### Task description:
Using the data that follows, state the number of lines holding the word "with", and give no other output.

### Input for this task:

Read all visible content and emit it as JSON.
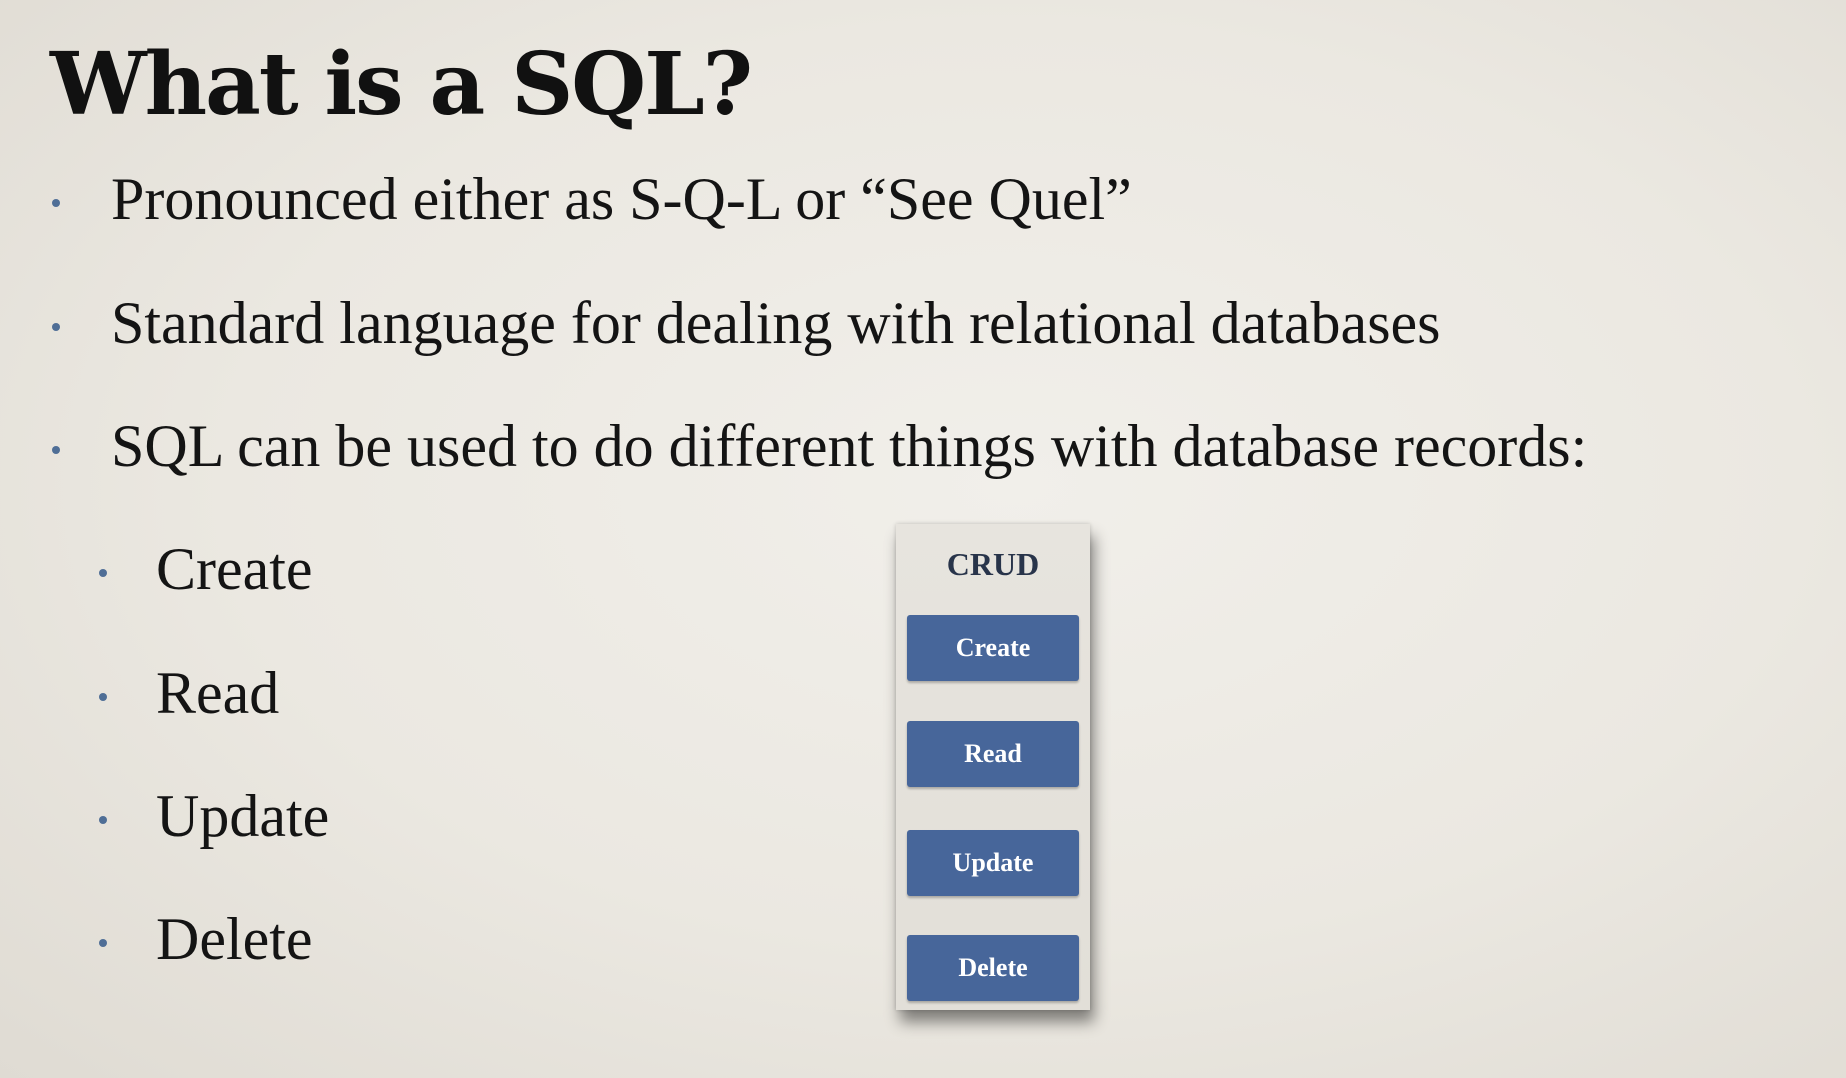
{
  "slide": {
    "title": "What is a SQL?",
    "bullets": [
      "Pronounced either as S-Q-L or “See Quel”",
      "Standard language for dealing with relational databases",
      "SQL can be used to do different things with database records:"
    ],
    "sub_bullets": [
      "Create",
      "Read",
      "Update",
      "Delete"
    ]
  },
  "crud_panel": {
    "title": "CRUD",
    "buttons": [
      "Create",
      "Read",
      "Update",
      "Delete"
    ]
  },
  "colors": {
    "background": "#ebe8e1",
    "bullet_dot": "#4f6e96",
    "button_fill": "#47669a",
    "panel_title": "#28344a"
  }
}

### Task response:
2